### EXERCISE
Reproduce the data in its entirety, exactly as supplied.
┏━━
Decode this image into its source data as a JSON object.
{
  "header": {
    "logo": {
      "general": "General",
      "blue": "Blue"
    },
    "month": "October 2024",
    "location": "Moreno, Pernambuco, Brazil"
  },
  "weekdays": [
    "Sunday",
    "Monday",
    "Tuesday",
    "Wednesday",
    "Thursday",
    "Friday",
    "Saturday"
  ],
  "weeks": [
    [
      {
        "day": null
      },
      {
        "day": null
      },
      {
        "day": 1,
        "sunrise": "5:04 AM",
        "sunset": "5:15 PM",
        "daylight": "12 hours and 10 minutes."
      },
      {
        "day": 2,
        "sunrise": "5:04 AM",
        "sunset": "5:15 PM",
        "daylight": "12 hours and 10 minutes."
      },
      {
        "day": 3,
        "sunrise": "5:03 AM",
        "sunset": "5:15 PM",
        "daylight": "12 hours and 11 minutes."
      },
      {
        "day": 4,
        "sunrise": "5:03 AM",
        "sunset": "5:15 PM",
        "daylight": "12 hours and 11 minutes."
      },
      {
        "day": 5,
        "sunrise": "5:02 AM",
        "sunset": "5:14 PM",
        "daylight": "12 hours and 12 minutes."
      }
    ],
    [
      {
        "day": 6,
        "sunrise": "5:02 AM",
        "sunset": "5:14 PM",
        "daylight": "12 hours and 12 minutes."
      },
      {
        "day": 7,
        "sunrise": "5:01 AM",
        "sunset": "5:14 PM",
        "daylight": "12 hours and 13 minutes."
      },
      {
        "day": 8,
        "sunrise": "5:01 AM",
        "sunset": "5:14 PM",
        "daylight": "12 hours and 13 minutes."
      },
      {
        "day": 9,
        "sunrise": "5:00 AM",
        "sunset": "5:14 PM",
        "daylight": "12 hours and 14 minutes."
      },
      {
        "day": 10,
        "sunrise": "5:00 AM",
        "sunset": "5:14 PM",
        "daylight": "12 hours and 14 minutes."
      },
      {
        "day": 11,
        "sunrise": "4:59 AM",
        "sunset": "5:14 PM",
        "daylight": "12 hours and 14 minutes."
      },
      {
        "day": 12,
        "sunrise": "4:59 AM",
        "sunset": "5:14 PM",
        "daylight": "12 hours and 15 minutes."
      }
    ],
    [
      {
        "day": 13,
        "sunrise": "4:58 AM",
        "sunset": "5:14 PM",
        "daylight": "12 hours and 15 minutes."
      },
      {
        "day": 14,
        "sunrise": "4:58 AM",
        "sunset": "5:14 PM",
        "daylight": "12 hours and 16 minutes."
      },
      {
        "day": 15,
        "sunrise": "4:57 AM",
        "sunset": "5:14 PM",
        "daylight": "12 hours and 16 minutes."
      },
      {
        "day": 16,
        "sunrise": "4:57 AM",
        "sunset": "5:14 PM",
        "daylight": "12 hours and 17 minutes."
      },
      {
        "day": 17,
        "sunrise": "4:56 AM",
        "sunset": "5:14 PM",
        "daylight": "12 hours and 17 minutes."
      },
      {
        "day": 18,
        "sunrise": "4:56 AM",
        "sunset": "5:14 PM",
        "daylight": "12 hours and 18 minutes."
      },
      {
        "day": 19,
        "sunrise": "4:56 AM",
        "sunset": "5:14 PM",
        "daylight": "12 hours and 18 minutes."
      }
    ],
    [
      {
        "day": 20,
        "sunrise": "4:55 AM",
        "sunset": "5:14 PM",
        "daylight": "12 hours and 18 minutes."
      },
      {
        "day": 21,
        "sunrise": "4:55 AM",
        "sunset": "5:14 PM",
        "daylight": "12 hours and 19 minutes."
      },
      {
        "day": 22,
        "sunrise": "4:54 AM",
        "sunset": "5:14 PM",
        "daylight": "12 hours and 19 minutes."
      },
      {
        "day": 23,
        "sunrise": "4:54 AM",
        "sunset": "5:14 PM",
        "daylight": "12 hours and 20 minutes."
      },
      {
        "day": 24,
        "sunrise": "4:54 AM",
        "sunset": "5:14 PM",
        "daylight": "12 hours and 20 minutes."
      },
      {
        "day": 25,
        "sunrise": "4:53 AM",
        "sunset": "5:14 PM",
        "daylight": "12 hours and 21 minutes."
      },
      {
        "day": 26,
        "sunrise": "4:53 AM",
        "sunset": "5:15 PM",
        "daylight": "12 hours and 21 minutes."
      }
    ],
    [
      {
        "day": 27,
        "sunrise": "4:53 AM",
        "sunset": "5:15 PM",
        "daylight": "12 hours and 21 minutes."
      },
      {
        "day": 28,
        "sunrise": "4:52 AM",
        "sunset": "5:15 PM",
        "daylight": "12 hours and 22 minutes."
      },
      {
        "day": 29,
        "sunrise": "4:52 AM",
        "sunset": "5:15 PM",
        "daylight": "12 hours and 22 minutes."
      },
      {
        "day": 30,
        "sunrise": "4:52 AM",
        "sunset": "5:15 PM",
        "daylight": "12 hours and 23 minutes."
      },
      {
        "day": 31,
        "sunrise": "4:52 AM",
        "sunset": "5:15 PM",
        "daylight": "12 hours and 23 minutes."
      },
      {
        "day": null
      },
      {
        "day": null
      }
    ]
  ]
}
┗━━
### ANSWER BOX
Decode this image into its source data as a JSON object.
{
  "header": {
    "logo": {
      "general": "General",
      "blue": "Blue"
    },
    "month": "October 2024",
    "location": "Moreno, Pernambuco, Brazil"
  },
  "weekdays": [
    "Sunday",
    "Monday",
    "Tuesday",
    "Wednesday",
    "Thursday",
    "Friday",
    "Saturday"
  ],
  "weeks": [
    [
      {
        "day": null
      },
      {
        "day": null
      },
      {
        "day": 1,
        "sunrise": "5:04 AM",
        "sunset": "5:15 PM",
        "daylight": "12 hours and 10 minutes."
      },
      {
        "day": 2,
        "sunrise": "5:04 AM",
        "sunset": "5:15 PM",
        "daylight": "12 hours and 10 minutes."
      },
      {
        "day": 3,
        "sunrise": "5:03 AM",
        "sunset": "5:15 PM",
        "daylight": "12 hours and 11 minutes."
      },
      {
        "day": 4,
        "sunrise": "5:03 AM",
        "sunset": "5:15 PM",
        "daylight": "12 hours and 11 minutes."
      },
      {
        "day": 5,
        "sunrise": "5:02 AM",
        "sunset": "5:14 PM",
        "daylight": "12 hours and 12 minutes."
      }
    ],
    [
      {
        "day": 6,
        "sunrise": "5:02 AM",
        "sunset": "5:14 PM",
        "daylight": "12 hours and 12 minutes."
      },
      {
        "day": 7,
        "sunrise": "5:01 AM",
        "sunset": "5:14 PM",
        "daylight": "12 hours and 13 minutes."
      },
      {
        "day": 8,
        "sunrise": "5:01 AM",
        "sunset": "5:14 PM",
        "daylight": "12 hours and 13 minutes."
      },
      {
        "day": 9,
        "sunrise": "5:00 AM",
        "sunset": "5:14 PM",
        "daylight": "12 hours and 14 minutes."
      },
      {
        "day": 10,
        "sunrise": "5:00 AM",
        "sunset": "5:14 PM",
        "daylight": "12 hours and 14 minutes."
      },
      {
        "day": 11,
        "sunrise": "4:59 AM",
        "sunset": "5:14 PM",
        "daylight": "12 hours and 14 minutes."
      },
      {
        "day": 12,
        "sunrise": "4:59 AM",
        "sunset": "5:14 PM",
        "daylight": "12 hours and 15 minutes."
      }
    ],
    [
      {
        "day": 13,
        "sunrise": "4:58 AM",
        "sunset": "5:14 PM",
        "daylight": "12 hours and 15 minutes."
      },
      {
        "day": 14,
        "sunrise": "4:58 AM",
        "sunset": "5:14 PM",
        "daylight": "12 hours and 16 minutes."
      },
      {
        "day": 15,
        "sunrise": "4:57 AM",
        "sunset": "5:14 PM",
        "daylight": "12 hours and 16 minutes."
      },
      {
        "day": 16,
        "sunrise": "4:57 AM",
        "sunset": "5:14 PM",
        "daylight": "12 hours and 17 minutes."
      },
      {
        "day": 17,
        "sunrise": "4:56 AM",
        "sunset": "5:14 PM",
        "daylight": "12 hours and 17 minutes."
      },
      {
        "day": 18,
        "sunrise": "4:56 AM",
        "sunset": "5:14 PM",
        "daylight": "12 hours and 18 minutes."
      },
      {
        "day": 19,
        "sunrise": "4:56 AM",
        "sunset": "5:14 PM",
        "daylight": "12 hours and 18 minutes."
      }
    ],
    [
      {
        "day": 20,
        "sunrise": "4:55 AM",
        "sunset": "5:14 PM",
        "daylight": "12 hours and 18 minutes."
      },
      {
        "day": 21,
        "sunrise": "4:55 AM",
        "sunset": "5:14 PM",
        "daylight": "12 hours and 19 minutes."
      },
      {
        "day": 22,
        "sunrise": "4:54 AM",
        "sunset": "5:14 PM",
        "daylight": "12 hours and 19 minutes."
      },
      {
        "day": 23,
        "sunrise": "4:54 AM",
        "sunset": "5:14 PM",
        "daylight": "12 hours and 20 minutes."
      },
      {
        "day": 24,
        "sunrise": "4:54 AM",
        "sunset": "5:14 PM",
        "daylight": "12 hours and 20 minutes."
      },
      {
        "day": 25,
        "sunrise": "4:53 AM",
        "sunset": "5:14 PM",
        "daylight": "12 hours and 21 minutes."
      },
      {
        "day": 26,
        "sunrise": "4:53 AM",
        "sunset": "5:15 PM",
        "daylight": "12 hours and 21 minutes."
      }
    ],
    [
      {
        "day": 27,
        "sunrise": "4:53 AM",
        "sunset": "5:15 PM",
        "daylight": "12 hours and 21 minutes."
      },
      {
        "day": 28,
        "sunrise": "4:52 AM",
        "sunset": "5:15 PM",
        "daylight": "12 hours and 22 minutes."
      },
      {
        "day": 29,
        "sunrise": "4:52 AM",
        "sunset": "5:15 PM",
        "daylight": "12 hours and 22 minutes."
      },
      {
        "day": 30,
        "sunrise": "4:52 AM",
        "sunset": "5:15 PM",
        "daylight": "12 hours and 23 minutes."
      },
      {
        "day": 31,
        "sunrise": "4:52 AM",
        "sunset": "5:15 PM",
        "daylight": "12 hours and 23 minutes."
      },
      {
        "day": null
      },
      {
        "day": null
      }
    ]
  ]
}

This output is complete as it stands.